The album as a whole feels a bit closer to 2004’s Soundtrack to Your Escape, the songs are generally much more triumphant in tone, though you will find some truly oddball tracks on Playground. The oddly-interesting “Jester’s Door” is one, vocalist Anders Friden speaks what can only be conceived as a middle finger to the band’s many critics over the years. The album’s closing track, “Liberation,” is a bit weird too, but kind of enjoyable at the same time. My biggest beef with the album is the song, “Ropes,” which has easily the best guitar hook in an In Flames song since “My Sweet Shadow.” My problem with it is the lackluster everything-else. The vocals sound like a reject melody from the sub-par vocals of the Reroute days, and the songwriting seems to go absolutely nowhere. The best part of the song ends 39 seconds in, before your interest is spoiled by the aforementioned “every-thing else.” There is literally no other part worth mentioning besides that intro, save for when they repeat that awesome hook, albeit briefly.
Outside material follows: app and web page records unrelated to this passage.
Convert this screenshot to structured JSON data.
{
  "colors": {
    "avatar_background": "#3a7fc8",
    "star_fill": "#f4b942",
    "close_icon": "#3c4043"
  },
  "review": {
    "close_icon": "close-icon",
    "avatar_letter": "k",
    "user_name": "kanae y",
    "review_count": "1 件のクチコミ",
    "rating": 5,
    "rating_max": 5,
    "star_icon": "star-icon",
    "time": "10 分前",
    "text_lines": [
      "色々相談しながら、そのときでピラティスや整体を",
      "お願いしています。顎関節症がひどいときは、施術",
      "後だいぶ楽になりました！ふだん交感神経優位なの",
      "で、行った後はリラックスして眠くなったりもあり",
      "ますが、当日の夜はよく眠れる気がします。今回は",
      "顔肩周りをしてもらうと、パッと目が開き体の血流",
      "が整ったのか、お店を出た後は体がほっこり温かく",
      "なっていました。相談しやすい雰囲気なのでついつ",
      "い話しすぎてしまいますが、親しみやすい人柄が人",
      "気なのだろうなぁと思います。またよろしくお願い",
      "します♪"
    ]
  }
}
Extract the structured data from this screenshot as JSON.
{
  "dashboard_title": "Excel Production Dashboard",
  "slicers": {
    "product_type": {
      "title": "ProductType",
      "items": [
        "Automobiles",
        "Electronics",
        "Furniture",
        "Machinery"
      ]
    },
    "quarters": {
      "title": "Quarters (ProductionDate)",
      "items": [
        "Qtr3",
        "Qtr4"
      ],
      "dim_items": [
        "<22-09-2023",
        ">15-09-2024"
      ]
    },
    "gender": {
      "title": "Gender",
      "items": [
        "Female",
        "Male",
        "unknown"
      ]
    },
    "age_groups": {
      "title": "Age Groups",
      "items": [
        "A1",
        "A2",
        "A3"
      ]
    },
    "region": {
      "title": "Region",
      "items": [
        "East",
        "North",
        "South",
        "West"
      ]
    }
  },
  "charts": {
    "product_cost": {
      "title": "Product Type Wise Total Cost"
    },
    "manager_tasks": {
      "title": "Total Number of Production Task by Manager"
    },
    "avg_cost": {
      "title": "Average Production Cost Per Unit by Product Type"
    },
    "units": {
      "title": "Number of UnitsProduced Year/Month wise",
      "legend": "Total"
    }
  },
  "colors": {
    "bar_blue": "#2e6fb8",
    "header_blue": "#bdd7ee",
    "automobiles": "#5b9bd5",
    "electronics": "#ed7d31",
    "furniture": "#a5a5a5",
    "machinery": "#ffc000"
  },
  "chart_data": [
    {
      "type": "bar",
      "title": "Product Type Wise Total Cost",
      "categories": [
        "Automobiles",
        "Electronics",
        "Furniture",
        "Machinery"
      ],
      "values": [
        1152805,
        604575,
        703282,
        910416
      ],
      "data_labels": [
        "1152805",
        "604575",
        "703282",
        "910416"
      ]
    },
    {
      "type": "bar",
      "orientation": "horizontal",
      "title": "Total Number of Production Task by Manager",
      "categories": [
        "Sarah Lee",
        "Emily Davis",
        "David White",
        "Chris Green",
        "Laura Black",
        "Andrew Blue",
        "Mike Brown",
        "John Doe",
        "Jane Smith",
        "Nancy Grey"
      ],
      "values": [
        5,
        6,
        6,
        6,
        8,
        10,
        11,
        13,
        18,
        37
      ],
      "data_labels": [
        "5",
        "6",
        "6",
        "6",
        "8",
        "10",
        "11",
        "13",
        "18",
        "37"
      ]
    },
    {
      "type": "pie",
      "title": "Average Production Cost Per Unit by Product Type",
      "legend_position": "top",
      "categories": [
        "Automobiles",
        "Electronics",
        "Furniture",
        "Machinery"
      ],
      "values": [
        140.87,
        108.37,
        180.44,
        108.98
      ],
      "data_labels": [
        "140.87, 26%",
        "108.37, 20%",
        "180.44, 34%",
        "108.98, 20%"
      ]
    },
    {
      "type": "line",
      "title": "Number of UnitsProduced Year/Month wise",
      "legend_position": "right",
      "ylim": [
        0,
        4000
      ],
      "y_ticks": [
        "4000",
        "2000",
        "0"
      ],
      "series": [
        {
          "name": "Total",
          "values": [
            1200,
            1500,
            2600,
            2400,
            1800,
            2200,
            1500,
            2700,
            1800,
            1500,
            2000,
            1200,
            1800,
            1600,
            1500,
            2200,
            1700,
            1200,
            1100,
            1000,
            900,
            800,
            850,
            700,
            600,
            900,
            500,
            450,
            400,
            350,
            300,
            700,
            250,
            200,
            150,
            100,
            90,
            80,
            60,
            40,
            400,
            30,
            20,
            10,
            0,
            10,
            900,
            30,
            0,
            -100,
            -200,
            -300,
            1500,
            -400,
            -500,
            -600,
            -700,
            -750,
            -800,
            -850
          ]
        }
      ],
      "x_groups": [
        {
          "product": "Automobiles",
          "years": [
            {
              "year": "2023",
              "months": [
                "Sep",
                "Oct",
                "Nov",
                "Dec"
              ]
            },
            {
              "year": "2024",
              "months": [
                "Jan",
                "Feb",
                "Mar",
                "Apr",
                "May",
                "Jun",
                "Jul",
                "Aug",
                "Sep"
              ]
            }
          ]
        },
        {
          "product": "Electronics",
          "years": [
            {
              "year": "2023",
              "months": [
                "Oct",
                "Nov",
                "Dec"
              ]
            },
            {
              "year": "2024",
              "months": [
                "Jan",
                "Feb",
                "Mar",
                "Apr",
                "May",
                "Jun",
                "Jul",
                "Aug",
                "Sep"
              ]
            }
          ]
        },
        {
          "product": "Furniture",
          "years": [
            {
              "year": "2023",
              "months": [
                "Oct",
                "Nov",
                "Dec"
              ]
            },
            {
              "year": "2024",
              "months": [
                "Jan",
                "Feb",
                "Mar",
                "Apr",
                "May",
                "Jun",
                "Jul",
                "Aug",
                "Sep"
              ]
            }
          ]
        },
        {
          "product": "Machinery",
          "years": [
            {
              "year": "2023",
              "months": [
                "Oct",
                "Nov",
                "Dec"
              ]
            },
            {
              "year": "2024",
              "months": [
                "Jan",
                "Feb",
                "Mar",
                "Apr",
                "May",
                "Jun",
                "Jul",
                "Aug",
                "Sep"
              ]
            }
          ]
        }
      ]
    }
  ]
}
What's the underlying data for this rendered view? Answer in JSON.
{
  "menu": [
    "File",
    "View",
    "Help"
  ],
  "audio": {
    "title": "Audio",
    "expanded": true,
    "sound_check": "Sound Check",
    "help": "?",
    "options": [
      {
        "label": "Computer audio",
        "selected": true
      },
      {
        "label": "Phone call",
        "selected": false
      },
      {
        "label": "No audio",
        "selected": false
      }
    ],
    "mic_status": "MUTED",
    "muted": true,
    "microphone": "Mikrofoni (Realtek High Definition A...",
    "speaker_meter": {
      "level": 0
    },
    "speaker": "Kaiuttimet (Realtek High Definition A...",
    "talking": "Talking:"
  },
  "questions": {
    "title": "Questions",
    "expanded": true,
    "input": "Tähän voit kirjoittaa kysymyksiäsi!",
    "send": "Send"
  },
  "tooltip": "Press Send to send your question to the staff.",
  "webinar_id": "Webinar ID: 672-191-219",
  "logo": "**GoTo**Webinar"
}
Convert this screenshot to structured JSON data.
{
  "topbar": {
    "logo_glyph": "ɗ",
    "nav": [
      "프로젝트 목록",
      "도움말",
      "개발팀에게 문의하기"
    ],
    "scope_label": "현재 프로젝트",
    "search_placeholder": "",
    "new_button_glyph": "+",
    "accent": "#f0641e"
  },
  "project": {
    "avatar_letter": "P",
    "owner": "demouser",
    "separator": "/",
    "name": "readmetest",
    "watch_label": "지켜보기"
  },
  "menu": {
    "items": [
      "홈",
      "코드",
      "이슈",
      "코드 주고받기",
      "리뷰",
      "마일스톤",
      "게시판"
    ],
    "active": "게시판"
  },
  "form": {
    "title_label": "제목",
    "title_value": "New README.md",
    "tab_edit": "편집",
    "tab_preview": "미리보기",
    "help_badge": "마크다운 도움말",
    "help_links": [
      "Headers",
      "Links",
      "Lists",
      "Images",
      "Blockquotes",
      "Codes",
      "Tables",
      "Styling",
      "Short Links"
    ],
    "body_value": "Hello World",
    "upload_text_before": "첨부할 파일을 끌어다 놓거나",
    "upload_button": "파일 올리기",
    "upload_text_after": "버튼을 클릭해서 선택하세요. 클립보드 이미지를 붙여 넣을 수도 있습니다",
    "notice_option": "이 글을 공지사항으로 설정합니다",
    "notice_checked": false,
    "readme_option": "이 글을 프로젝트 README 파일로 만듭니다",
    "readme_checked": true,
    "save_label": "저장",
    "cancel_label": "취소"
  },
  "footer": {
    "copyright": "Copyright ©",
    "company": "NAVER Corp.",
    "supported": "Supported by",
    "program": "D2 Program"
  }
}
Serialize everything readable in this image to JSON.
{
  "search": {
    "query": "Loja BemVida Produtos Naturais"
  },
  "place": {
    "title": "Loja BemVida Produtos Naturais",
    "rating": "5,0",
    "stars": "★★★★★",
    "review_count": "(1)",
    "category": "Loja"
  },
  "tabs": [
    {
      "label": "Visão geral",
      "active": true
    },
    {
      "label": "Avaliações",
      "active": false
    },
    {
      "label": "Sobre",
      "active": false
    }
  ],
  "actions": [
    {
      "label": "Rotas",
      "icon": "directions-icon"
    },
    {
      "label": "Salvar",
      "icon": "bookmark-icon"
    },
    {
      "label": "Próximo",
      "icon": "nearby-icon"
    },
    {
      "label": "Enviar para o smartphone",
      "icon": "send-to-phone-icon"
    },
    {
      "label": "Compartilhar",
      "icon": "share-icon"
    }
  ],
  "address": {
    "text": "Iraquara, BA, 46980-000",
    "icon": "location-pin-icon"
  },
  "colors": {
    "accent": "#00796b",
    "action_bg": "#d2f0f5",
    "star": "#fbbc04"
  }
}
The record’s not all bad, though, tracks like the album’s title track and “A New Dawn” give you some powerful choruses you would’ve found on Soundtrack. This album feels so much like a watered-down version of that album that In Flames somehow managed to rip off one of their own songs. Listen to the verse riff of “Touch of Red,” from Soundtrack, and then listen to the new song “Where the Dead Ships Dwell.” Not completely identical, but it’s similar enough to give you a major case of deja-vu. Wait, didn’t I hear this song seven years ago, but better?
With everything said and done, Sounds of a Playground Fading isn’t good enough to write home about, and a lot of its tracks are downright forgettable, but it’s a bit better than A Sense of Purpose, and for that, we can be thankful. It’s got its moments, but this still isn’t anything that will make you forget about the travesty that was A Sense of Purpose. Like many of you all, I’m sure, I still find myself wondering where the band would have ended up had they continued with efforts more in line of those in Come Clarity. Wondering what could have been won’t do any of us any good though, so we’ll just have to take In Flames for what they are today, sadly: mediocre.
(Who’s loved every album In Flames had put out up until 2008. Yes, even Reroute to Remain)
“A New Dawn,” “Sounds of a Playground Fading,” “Deliver Us,” and “Fear is the Weakness”